• [WHAT THIS TASK INVOLVES] Among the entries below, count the lines that contain the word "true". Respond with the count only.

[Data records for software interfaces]

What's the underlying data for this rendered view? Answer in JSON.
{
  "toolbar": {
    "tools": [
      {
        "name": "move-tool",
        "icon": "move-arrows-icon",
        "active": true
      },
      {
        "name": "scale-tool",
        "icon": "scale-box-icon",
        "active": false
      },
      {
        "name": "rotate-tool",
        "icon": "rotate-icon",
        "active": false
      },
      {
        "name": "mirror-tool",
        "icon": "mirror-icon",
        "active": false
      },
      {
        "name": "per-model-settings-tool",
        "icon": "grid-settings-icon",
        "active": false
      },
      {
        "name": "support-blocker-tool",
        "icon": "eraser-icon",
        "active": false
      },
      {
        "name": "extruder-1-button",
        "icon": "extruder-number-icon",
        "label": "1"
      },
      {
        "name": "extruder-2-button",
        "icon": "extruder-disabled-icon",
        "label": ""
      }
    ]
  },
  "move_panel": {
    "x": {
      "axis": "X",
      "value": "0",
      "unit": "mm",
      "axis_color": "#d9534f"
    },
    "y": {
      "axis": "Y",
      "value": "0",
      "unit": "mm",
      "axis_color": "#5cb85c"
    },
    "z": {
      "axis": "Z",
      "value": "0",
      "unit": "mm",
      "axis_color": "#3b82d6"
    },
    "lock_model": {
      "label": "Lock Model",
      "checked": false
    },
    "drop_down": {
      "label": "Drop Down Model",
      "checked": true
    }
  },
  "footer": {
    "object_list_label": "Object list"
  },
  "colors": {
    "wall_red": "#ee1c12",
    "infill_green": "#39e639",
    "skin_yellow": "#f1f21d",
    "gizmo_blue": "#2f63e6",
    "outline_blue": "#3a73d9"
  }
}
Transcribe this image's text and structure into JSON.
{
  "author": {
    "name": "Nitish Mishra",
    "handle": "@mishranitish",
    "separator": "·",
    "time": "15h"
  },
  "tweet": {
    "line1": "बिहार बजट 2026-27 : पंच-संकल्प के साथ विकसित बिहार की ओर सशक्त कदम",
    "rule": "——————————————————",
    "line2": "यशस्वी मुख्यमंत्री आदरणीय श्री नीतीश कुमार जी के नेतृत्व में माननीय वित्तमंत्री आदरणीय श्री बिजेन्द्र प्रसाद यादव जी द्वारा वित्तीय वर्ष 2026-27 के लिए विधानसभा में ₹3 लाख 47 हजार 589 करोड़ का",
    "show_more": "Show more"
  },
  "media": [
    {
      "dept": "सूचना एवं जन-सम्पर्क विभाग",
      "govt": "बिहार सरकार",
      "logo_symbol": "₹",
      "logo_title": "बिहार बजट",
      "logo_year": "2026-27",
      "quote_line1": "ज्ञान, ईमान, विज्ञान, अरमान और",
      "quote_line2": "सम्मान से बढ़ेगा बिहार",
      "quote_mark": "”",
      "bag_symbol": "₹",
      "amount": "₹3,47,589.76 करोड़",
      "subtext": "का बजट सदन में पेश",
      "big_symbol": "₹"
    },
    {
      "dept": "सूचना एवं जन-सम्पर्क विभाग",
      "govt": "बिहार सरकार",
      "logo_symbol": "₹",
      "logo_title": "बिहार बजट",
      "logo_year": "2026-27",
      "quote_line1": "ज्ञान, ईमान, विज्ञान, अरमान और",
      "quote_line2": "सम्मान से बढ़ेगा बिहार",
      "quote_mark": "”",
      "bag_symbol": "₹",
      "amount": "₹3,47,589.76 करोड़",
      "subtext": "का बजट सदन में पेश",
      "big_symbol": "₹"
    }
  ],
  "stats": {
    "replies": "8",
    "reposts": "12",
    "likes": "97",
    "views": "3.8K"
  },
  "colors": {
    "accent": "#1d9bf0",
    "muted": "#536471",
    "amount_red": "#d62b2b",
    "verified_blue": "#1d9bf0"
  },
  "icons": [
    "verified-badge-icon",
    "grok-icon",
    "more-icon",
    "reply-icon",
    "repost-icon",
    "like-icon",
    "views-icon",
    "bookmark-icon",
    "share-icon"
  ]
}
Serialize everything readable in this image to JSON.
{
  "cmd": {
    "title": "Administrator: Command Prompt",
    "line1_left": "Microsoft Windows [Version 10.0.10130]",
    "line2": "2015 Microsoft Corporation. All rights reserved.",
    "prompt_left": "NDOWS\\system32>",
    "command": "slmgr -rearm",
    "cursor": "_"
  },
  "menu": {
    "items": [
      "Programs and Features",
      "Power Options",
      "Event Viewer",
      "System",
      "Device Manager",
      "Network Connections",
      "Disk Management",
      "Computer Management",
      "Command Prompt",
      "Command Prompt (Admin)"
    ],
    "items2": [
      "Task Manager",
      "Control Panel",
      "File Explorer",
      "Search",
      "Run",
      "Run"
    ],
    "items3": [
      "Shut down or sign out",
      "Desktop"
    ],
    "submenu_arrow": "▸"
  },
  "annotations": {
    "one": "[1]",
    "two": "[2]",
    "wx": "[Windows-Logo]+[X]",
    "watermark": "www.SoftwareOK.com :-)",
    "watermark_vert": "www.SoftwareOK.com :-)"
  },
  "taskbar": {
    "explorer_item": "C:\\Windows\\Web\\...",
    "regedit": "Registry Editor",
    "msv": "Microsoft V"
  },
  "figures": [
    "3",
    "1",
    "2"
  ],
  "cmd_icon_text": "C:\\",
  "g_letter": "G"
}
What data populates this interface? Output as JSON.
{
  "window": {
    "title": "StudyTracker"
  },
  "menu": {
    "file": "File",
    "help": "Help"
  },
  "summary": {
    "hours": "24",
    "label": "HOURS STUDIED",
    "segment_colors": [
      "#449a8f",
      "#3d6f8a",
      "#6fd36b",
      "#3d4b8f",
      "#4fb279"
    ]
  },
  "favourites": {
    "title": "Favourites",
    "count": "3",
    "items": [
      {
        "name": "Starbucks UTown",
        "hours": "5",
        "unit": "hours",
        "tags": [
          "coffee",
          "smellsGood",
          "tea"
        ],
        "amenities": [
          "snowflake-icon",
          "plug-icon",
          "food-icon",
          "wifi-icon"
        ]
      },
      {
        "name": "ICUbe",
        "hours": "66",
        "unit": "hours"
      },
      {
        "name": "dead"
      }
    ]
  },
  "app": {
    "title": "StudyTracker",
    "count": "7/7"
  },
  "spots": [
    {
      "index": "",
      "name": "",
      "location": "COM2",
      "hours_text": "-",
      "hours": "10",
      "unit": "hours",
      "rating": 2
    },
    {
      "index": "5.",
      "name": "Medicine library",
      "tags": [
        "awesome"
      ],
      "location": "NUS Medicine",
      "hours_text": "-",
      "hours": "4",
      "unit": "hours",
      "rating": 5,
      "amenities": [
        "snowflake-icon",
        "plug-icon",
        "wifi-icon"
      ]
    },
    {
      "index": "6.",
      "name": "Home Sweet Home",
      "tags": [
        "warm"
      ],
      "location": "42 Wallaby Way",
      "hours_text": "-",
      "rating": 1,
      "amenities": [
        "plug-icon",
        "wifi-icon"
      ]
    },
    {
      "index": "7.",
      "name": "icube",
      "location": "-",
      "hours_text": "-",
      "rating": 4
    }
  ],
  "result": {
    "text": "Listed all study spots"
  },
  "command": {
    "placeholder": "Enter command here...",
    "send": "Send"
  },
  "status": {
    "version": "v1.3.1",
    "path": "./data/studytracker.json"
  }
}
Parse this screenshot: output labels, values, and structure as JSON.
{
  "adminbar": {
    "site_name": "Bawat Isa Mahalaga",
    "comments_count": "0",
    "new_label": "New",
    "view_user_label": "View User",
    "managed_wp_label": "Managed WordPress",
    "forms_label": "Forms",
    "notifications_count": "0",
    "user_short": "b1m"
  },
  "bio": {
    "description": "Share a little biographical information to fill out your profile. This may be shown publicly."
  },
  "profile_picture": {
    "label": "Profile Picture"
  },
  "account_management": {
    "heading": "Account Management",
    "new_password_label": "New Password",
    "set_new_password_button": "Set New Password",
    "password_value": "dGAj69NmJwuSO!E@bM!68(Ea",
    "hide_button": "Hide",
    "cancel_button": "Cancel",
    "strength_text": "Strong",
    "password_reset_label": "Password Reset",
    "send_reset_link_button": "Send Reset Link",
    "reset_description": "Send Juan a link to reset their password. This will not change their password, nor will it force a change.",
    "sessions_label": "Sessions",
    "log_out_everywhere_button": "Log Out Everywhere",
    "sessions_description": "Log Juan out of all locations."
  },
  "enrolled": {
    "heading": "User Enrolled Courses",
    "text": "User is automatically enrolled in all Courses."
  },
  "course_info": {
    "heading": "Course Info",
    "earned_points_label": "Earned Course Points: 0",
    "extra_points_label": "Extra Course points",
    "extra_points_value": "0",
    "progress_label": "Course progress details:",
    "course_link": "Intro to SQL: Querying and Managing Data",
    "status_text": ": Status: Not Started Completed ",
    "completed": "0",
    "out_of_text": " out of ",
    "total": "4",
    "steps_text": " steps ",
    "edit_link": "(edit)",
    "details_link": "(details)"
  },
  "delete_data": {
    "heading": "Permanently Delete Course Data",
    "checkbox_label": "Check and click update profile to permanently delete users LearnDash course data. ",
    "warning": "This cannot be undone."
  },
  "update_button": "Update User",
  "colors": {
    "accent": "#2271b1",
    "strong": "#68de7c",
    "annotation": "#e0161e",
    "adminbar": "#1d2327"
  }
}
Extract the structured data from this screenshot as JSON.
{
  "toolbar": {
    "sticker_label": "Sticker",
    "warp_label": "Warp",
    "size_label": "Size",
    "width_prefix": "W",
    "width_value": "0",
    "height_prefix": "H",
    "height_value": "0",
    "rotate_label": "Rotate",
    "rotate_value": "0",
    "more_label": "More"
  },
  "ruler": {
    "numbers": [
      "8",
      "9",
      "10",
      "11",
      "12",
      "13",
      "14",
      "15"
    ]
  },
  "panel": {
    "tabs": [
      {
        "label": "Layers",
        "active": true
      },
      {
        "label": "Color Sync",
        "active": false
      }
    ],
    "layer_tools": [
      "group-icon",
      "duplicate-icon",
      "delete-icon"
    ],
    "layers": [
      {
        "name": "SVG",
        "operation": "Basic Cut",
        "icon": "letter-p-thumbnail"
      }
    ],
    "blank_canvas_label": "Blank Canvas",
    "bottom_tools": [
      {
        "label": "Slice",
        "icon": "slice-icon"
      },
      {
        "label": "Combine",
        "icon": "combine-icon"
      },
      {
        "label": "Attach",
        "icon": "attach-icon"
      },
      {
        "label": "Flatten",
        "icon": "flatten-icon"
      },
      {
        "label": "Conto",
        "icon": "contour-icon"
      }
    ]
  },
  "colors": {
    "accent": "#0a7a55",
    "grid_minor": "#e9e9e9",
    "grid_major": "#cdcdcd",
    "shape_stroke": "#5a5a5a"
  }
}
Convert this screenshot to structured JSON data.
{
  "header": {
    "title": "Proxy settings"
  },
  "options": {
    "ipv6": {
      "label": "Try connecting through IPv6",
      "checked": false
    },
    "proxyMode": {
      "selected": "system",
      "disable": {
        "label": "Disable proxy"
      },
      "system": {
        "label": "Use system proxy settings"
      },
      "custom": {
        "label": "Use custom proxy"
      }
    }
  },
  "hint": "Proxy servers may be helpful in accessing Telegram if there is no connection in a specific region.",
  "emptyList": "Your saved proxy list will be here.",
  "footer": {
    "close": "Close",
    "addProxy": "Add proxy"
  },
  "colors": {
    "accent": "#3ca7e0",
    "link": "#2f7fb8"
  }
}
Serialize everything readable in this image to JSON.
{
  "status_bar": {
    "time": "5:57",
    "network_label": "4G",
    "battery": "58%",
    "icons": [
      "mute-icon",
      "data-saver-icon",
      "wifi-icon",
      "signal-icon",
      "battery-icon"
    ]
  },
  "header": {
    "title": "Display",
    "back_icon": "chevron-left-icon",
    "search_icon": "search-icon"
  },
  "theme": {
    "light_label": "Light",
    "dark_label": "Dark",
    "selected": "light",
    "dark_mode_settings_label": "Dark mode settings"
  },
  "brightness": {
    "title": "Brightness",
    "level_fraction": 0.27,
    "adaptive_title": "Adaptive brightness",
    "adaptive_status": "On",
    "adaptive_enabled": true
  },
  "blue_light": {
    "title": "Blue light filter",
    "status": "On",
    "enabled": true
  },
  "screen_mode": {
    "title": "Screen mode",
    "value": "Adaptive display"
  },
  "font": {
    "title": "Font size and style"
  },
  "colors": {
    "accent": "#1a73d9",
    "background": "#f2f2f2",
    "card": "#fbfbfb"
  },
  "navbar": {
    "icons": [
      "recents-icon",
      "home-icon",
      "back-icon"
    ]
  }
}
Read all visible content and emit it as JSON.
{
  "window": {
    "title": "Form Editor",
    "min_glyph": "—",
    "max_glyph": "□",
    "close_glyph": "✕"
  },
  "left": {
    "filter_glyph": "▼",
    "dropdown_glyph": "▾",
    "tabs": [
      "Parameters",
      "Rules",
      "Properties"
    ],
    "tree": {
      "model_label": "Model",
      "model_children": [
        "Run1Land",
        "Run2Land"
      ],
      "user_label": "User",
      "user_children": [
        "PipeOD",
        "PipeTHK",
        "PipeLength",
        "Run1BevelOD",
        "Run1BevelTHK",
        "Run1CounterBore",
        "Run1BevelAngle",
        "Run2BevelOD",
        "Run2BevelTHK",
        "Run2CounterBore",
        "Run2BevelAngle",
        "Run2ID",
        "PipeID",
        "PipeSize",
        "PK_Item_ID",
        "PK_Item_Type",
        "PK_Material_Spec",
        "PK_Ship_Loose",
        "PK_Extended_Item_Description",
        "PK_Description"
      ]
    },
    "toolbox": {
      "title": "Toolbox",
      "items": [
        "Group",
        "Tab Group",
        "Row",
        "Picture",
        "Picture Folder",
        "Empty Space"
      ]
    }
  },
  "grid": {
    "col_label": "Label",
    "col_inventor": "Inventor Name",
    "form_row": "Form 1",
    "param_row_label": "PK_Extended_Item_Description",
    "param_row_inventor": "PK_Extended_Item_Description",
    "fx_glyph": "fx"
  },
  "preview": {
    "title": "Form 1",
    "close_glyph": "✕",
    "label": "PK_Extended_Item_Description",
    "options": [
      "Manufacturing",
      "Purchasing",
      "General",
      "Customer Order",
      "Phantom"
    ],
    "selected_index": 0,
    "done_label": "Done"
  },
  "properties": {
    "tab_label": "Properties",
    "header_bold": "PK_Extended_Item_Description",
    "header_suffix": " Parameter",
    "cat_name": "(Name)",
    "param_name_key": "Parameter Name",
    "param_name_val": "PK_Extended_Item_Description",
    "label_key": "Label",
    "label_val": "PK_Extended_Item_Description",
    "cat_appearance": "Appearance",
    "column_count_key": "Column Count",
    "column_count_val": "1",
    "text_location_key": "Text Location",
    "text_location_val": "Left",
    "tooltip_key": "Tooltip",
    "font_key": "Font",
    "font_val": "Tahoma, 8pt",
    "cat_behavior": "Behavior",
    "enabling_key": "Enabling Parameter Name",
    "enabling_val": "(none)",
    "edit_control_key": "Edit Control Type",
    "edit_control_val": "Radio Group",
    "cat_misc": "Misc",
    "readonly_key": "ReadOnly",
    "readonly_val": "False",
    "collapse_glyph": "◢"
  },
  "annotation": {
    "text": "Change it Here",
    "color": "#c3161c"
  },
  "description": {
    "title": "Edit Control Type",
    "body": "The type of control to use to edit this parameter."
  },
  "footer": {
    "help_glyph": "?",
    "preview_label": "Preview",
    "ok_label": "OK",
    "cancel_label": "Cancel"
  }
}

• [FINISHED EXERCISE] 5